Description Then she went on to explain how the town, and especially Manti High School, depended on the Manti Armada. They did not have gyms in the building, so their basketball games, dances such as the proms, and various other activities were held in the Armada, which was a large auditorium built behind the Manti Theatre. It could be reached by walking up the alley to the north of the theatre. This was not bad during the warm months, but when winter came with heavy snow and ice, that lane could get really slippery. The Armada had a spring floor which was wonderful for dancing. Sometimes the young folks standing on the west end and moving together got the floor to jumping. This was great fun. Usually it happened at least one time during each dance. Lucile was twenty-three years of age when she married a Manti boy. Clark Keller, who had no transportation from his house in the northeast part of town and had to walk all that distance to the Anderson home to date Lucile. He was a handsome lad. They were married in the Manti Temple June 30. 1920. After marriage, they were met by friends and relatives who shivareed" them up Manti's Main Street by riding in the John Tobler street-cleaning cart, pulled by a lone mule to Lucile's parent's home. That night their wedding dinner and reception were held on the front and side lawns, under the tall walnut trees. Their rented home was the rock house at 125 East Union Street in Manti. Later they bought the house at 403 East 200 North where Lucile is living at the present time. In the 1920s she heard the first radio that came to Manti. Later in the 1930s she watched and heard the first talking pictures. Her life has had many firsts-the first televisions, and even remote control. Today is the computer age, which mystifies most of us of the older generations. During World War I, Lucile and other women of Manti made bandages from old sheets which had been cut into the right sizes. Other volunteer Manti women knit socks and sweaters for the soldiers and sailors. Lucile also sewed for her own family, making sheets, pillowcases, even underwear out of flour sacks. During World War II Lucile often said, "This is the most worrisome time In my life, as all my boys are in the service of their country." 84

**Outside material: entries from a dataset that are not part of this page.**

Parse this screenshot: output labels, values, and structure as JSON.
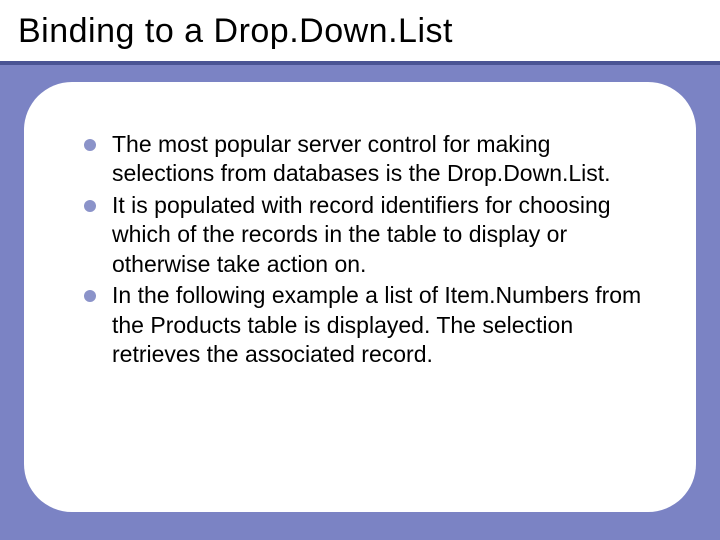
{
  "title": "Binding to a Drop.Down.List",
  "bullets": [
    "The most popular server control for making selections from databases is the Drop.Down.List.",
    "It is populated with record identifiers for choosing which of the records in the table to display or otherwise take action on.",
    "In the following example a list of Item.Numbers from the Products table is displayed. The selection retrieves the associated record."
  ]
}
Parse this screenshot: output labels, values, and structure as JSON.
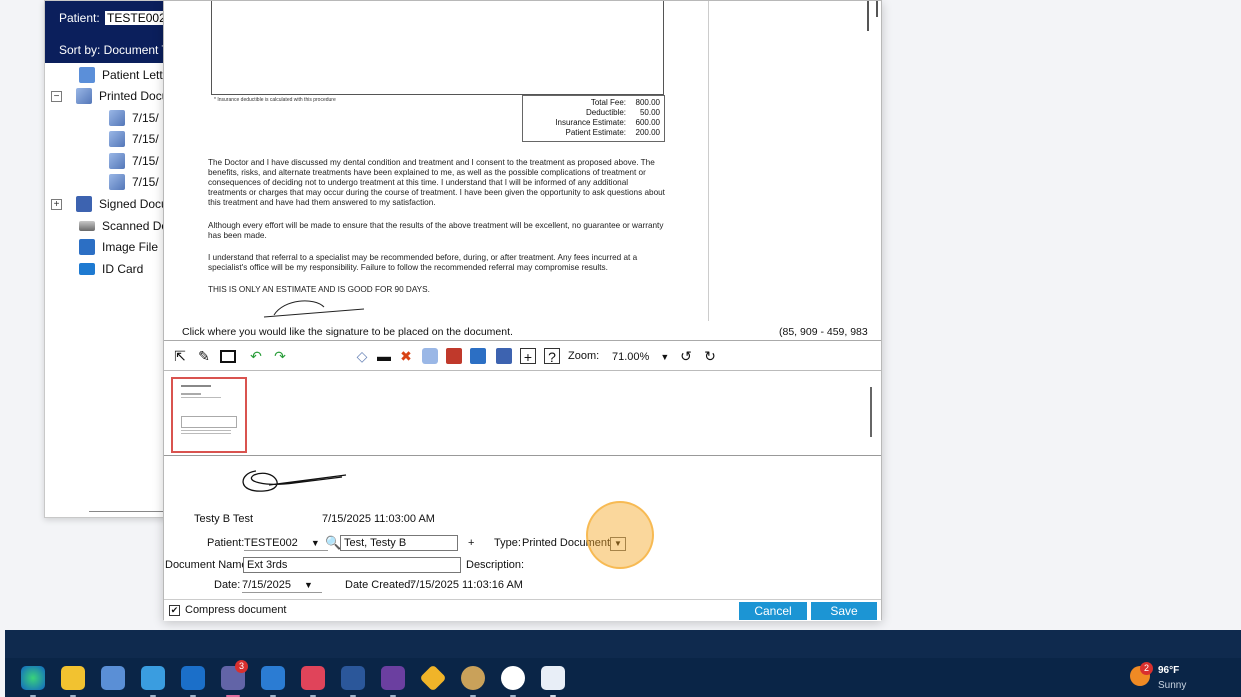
{
  "sidebar": {
    "patient_label": "Patient:",
    "patient_value": "TESTE002",
    "sort_label": "Sort by: Document T",
    "items": [
      {
        "label": "Patient Lette",
        "icon": "letter-doc-icon"
      },
      {
        "label": "Printed Docu",
        "icon": "printed-doc-icon",
        "expander": "−"
      },
      {
        "label": "7/15/",
        "icon": "printed-doc-icon"
      },
      {
        "label": "7/15/",
        "icon": "printed-doc-icon"
      },
      {
        "label": "7/15/",
        "icon": "printed-doc-icon"
      },
      {
        "label": "7/15/",
        "icon": "printed-doc-icon"
      },
      {
        "label": "Signed Docu",
        "icon": "signed-doc-icon",
        "expander": "+"
      },
      {
        "label": "Scanned Do",
        "icon": "scanned-doc-icon"
      },
      {
        "label": "Image File",
        "icon": "image-file-icon"
      },
      {
        "label": "ID Card",
        "icon": "id-card-icon"
      }
    ]
  },
  "document": {
    "note": "* Insurance deductible is calculated with this procedure",
    "costs": [
      {
        "label": "Total Fee:",
        "value": "800.00"
      },
      {
        "label": "Deductible:",
        "value": "50.00"
      },
      {
        "label": "Insurance Estimate:",
        "value": "600.00"
      },
      {
        "label": "Patient Estimate:",
        "value": "200.00"
      }
    ],
    "paragraphs": [
      "The Doctor and I have discussed my dental condition and treatment and I consent to the treatment as proposed above. The benefits, risks, and alternate treatments have been explained to me, as well as the possible complications of treatment or consequences of deciding not to undergo treatment at this time. I understand that I will be informed of any additional treatments or charges that may occur during the course of treatment. I have been given the opportunity to ask questions about this treatment and have had them answered to my satisfaction.",
      "Although every effort will be made to ensure that the results of the above treatment will be excellent, no guarantee or warranty has been made.",
      "I understand that referral to a specialist may be recommended before, during, or after treatment. Any fees incurred at a specialist's office will be my responsibility. Failure to follow the recommended referral may compromise results.",
      "THIS IS ONLY AN ESTIMATE AND IS GOOD FOR 90 DAYS."
    ]
  },
  "viewer": {
    "instruction": "Click where you would like the signature to be placed on the document.",
    "coords": "(85, 909 - 459, 983"
  },
  "toolbar": {
    "zoom_label": "Zoom:",
    "zoom_value": "71.00%"
  },
  "form": {
    "signer_name": "Testy B Test",
    "signed_time": "7/15/2025 11:03:00 AM",
    "patient_label": "Patient:",
    "patient_id": "TESTE002",
    "patient_name": "Test, Testy B",
    "plus": "+",
    "type_label": "Type:",
    "type_value": "Printed Document",
    "doc_name_label": "Document Name:",
    "doc_name_value": "Ext 3rds",
    "description_label": "Description:",
    "date_label": "Date:",
    "date_value": "7/15/2025",
    "date_created_label": "Date Created:",
    "date_created_value": "7/15/2025 11:03:16 AM",
    "compress_label": "Compress document",
    "compress_checked": true,
    "cancel_label": "Cancel",
    "save_label": "Save"
  },
  "colors": {
    "accent_button": "#1c95d4",
    "nav_bar": "#0b1f5c",
    "highlight": "#f5a623",
    "taskbar": "#0a2547"
  },
  "taskbar": {
    "apps": [
      "edge-icon",
      "file-explorer-icon",
      "store-icon",
      "outlook-new-icon",
      "outlook-icon",
      "teams-icon",
      "app-grid-icon",
      "flashcard-app-icon",
      "word-icon",
      "power-automate-icon",
      "diamond-app-icon",
      "chicken-app-icon",
      "dentrix-icon",
      "document-app-icon"
    ],
    "teams_badge": "3",
    "weather_badge": "2",
    "temperature": "96°F",
    "condition": "Sunny"
  }
}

Format image/jpeg
Identifier 093_Lucile.jpg
Source Saga of the Sanpitch Vol 28
Setname snowc_sts
Date Created 2005-02-23
Date Modified 2005-02-23
ID 326741
Reference URL https://collections.lib.utah.edu/ark:/87278/s6m043j1/326741